A recent BBC report revealed Facebook’s plans to begin censoring videos that depict ‘graphic violence’ or ‘unsavoury material’ that appears on the social networking site.
Waseem Saddique asserts: “Whilst there are no immediate plans for the widespread censorship of images and marketing material, there are active petitions now appearing on various platforms calling for Facebook and other social media sites to implement stricter censorship policies.”
What are the implications for businesses?
Whilst there are currently no plans to censor adverts and prevent the use of social media for marketing purposes, petitioners are pushing hard for such restrictions to be imposed, according to the BBC report.
The decision to censor videos of an ‘unsavoury nature’ has sparked debate as to whether material should be censored. Social media sites are torn on the subject. On the one hand they don’t want to restrict ‘freedom’; after all social media is open to everyone. However, social media platforms also realise they have a duty to protect ‘vulnerable’ users of their services.
The question now is how far will the censorship of social media sites go? For businesses, the impact of censoring marketing material could prove devastating. By removing the freedom to post marketing material, businesses stand to see customer reach reduced dramatically.
Petitioners in favour of widespread censorship want to restrict the ability of businesses to broadly ‘spam’ social media users with marketing material. At present this can only be restricted by users adjusting their personal profile settings.
Waseem Saddique comments: “The issue of censoring material that appears on social media is sensitive and challenging, as everyone has different perceptions on what’s tasteful and distasteful.”
The BBC report alludes to a case of a business promoting ‘breast pumps’. The marketing campaign sparked complaints from some social media users who described the pictures featured in the campaign as advocating scenes of a ‘sexual’ nature in reference to an exposed breast.
To others the campaign was perfectly fine as breast feeding is a natural scenario for mothers all over the world. This case alone highlights the fine lines that determine what’s explicit and what isn't.
In the case of this particular company, they were asked to remove the marketing campaign in the interests of appeasing those who protested. The ramifications of this, should petitioners get their wish for increased censorship, could be highly detrimental to a number of companies.
In communist countries, such as China for instance, the censorship of social media has already been taken to extreme lengths and the worry for many social media sites and businesses across the globe is that severe censorship policies could be implemented as law over the coming years.
The problem that Facebook faces in particular is satisfying its users. In March 2013 Facebook released figures showing that 665 million people accessed the site everyday throughout March. That’s a lot of people to appease without trampling on freedom of speech and balancing that with audience protection.
The ramifications for businesses, should censorship expand beyond videos and into marketing material, will certainly change the face of business marketing in the long term as it’s not just Facebook under pressure to implement stricter censorship policies.
Waseem Saddique states: “We understand that Facebook is now reviewing its censorship policy and other social media sites are set to follow suit.

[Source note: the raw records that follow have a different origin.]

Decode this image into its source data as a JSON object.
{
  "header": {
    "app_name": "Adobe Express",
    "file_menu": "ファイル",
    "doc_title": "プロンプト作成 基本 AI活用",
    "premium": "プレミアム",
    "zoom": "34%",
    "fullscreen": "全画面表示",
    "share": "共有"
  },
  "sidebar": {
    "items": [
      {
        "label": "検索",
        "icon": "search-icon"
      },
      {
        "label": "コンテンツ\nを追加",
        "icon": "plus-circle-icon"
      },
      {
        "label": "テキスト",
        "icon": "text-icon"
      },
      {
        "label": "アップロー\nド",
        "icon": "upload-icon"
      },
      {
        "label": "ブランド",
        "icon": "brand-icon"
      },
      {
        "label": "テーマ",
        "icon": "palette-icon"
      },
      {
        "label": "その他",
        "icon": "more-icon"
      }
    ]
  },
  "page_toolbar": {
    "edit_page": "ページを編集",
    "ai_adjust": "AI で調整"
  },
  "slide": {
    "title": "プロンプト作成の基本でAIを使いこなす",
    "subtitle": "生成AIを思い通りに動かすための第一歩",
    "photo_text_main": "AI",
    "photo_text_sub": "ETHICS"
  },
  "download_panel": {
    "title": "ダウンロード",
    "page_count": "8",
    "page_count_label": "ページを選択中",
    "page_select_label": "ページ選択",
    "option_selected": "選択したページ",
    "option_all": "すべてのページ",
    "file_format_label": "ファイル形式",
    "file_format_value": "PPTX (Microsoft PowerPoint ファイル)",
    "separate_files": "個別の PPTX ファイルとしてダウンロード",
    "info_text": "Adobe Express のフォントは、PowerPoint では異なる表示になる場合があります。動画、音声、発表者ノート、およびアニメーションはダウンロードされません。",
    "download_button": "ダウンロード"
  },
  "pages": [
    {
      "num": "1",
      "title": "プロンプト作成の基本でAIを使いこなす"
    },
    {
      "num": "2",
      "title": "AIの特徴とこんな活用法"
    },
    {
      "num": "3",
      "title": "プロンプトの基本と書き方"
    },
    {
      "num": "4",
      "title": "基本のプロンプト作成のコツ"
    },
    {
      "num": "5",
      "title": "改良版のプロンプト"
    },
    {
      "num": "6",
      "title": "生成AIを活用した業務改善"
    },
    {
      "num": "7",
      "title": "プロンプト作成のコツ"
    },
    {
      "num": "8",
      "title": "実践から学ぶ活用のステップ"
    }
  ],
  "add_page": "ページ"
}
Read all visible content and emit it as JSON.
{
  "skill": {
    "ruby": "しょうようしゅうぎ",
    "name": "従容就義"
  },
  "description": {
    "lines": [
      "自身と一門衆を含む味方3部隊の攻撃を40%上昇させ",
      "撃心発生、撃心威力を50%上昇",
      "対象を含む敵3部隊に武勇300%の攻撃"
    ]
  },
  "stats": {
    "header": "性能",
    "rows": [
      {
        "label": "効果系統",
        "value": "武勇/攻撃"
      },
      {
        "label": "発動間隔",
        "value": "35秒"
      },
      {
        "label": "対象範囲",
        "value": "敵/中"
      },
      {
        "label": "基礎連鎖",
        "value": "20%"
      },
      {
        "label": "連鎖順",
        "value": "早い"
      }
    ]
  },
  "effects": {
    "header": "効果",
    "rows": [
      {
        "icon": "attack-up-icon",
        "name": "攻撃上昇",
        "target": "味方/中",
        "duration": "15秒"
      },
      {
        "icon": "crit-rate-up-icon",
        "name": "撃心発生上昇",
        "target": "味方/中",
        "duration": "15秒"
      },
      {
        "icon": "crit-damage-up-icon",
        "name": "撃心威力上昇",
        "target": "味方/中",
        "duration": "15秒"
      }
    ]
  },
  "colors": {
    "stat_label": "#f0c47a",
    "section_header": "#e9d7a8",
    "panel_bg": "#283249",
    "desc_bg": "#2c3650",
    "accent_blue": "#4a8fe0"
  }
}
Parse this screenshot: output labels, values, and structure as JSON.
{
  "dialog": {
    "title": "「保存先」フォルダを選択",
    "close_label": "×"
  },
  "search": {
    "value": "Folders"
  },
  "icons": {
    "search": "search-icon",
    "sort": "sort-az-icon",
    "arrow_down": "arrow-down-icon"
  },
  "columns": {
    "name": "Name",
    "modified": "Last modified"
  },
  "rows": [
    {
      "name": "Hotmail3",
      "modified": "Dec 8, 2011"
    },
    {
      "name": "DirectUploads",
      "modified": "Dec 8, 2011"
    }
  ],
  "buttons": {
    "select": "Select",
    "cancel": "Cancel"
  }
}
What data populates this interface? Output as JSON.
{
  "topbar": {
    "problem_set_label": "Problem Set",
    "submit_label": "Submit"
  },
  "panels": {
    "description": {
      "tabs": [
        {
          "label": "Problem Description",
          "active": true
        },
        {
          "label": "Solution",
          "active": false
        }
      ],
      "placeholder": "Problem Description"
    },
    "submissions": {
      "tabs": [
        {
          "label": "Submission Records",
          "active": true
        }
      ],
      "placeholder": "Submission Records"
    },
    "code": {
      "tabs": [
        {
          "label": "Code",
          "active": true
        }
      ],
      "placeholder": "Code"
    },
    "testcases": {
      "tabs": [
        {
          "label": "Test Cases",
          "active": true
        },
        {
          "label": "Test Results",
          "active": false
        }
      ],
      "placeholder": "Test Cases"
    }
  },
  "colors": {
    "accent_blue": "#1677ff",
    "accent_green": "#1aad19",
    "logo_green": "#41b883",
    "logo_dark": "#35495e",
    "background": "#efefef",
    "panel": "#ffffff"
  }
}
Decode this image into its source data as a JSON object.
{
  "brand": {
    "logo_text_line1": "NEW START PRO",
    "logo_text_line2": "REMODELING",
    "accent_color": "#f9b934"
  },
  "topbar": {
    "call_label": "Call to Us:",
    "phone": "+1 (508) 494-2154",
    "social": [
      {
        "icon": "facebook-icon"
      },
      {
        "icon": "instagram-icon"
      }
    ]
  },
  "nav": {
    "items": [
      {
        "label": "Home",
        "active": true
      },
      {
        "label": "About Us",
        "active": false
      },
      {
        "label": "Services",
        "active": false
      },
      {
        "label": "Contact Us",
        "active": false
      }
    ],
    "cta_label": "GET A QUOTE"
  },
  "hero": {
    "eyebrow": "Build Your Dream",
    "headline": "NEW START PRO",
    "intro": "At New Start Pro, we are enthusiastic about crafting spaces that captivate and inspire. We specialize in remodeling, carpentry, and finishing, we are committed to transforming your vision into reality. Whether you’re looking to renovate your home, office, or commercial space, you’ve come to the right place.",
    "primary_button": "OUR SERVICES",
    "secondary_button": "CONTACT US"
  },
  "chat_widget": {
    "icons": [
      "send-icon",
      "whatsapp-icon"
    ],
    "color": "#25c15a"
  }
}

It’s now a case of awaiting the outcome and seeing what measures are put in place.”
Founded in 2007, Waseem Saddique Marketing has consistently provided small to medium enterprises as well as larger corporate firms with a range of digital marketing & online solutions.